To be both strong and emotional.
To be honest and determined.
To be apologetic and kick-ass.
To fail and to try again.
To be whatever you want to be and to not have a clue.
Back in the playground I had no real sense of society’s expectations of a woman – I felt like I could do anything I set my mind to, and I feel really lucky to have grown up with that Girl Power instilled in me. Unfortunately the older I grew, the more apparent the gender ‘divide’ in society became.
Part of me doesn’t want to talk about gender issues because ironically, that makes them more of an issue. But on the other hand it is what it is, and there is no point sweeping this under the carpet and pretending it’s not real. Feminism gets a bad rep in some circles because it is seen as women clubbing together against men, when in reality that’s not what it is at all, or shouldn’t be.
At University I wrote my dissertation on Women in Graphic Design; looking at the careers, experiences and expectations of females in the creative industry.

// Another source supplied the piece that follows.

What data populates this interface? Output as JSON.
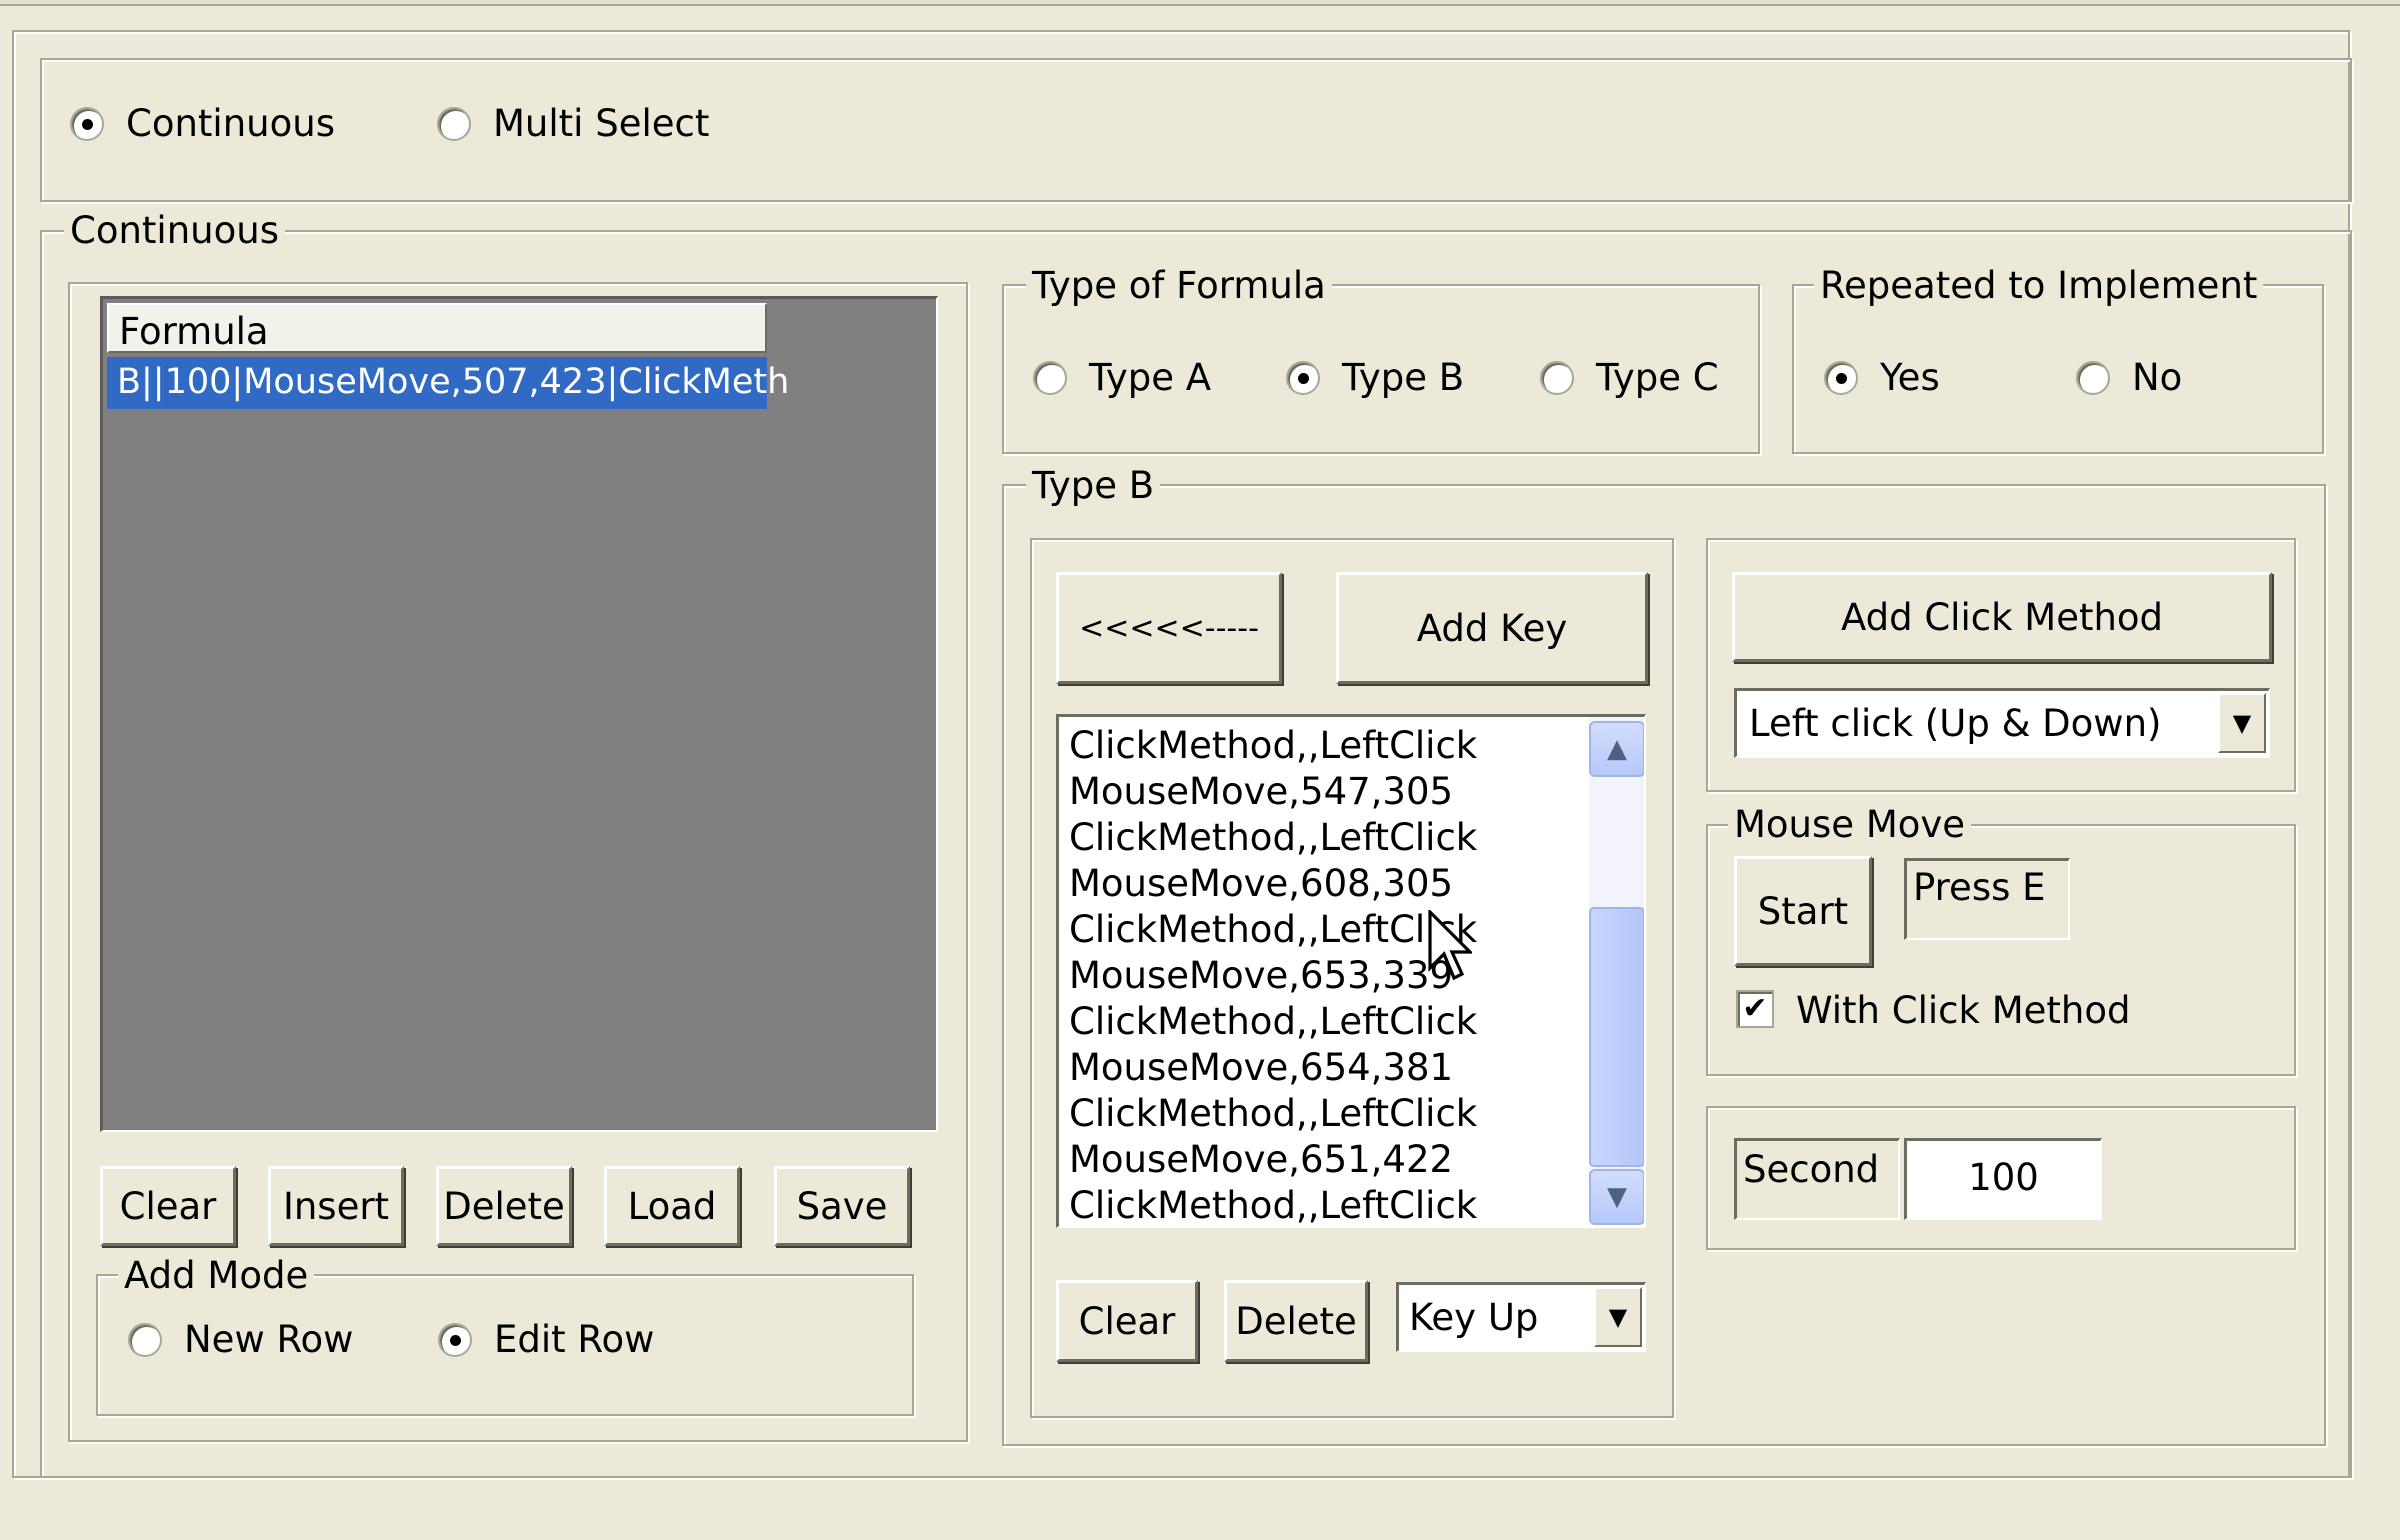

Through research and analysis of a handful of careers I discovered success and failure, resentment and adaptation.
Women adapting their behaviour to succeed in a male dominated industry.
Women in abundance on creative courses, yet scarcely visible in some of the highest ranking jobs.
Women refocusing their targets and life goals.
Women doing what they love.
Writing my dissertation was both a joy and a nightmare. I loved reading about the journeys of some amazing women that were very humble and unassuming. But on the other hand, did I really want to catapult myself into an industry which, granted had come a long way but still, seemed like an uphill battle for a woman? Did this ‘uphill battle’ even exist? Maybe it was just scare tactics and most of the females before me had just given up too easily? Or maybe they just got on with their careers quietly, rather than shouting about every other small achievement?
We will never know if there is truly a gender problem within the creative industries (I mean, there are statistics but…) or if it’s just a scare tactic, but the only way to combat the glass ceiling and the hearsay is to not let it stop you, ladies. Don’t celebrate because you are a woman, celebrate because you did something amazing and you worked hard for it! If I see a woman (or man) doing awesome things I will always support them.
And just to clarify; I don’t feel like I have been discriminated against in my career for being a woman, and I definitely don’t feel resentment against every male Graphic Designer in the world. I usually don’t even think about how our gender makes us different, but as with anything males and females come with both pros and cons! It goes without saying that we are all individuals and regardless of gender, the ultimate team will have a mix of personalities, skills and ideas.
On International Women’s Day it’s guaranteed that there will be jokes from males across the world; ‘When is OUR day, for the men?’. The battle of the sexes will never end, so let’s not kid ourselves.
This is a man’s world, but it would be nothing, nothing, without a woman or a girl.
And whilst it still doesn’t sit completely right with me (kinda making ‘women’s troubles’ into MORE of an issue), this is exactly why IWD exists. Because without even realising it, subconsciously I am sometimes apologetic for being a strong but emotional girl. Thanks society! And so the confusion continues…
What does it mean to be a woman in 2017?
I hope I managed to express myself eloquently enough for that to make any sense. In short, I just wanted to chat about how my journey through the world has shaped my experience as a female creative. It might not be as succinct as my dissertation, but I thought you might like to read something a bit lighter than a 10,000 academic piece.
Would LOVE to hear your thoughts on this and any discussions you’ve had – just drop me a comment or Tweet 🙂
International Women’s Day 2017 is Wednesday 8th March, so be sure to join in and support your favourite female creatives. Also if you wanna relive some 90s Girl Power nostalgia AND support some female focused charities, grab yourself one of these T-Shirts. 25% of every t-shirt sale will be donated to the International Women’s Day 2017 charity partners Catalyst and WAGGGS!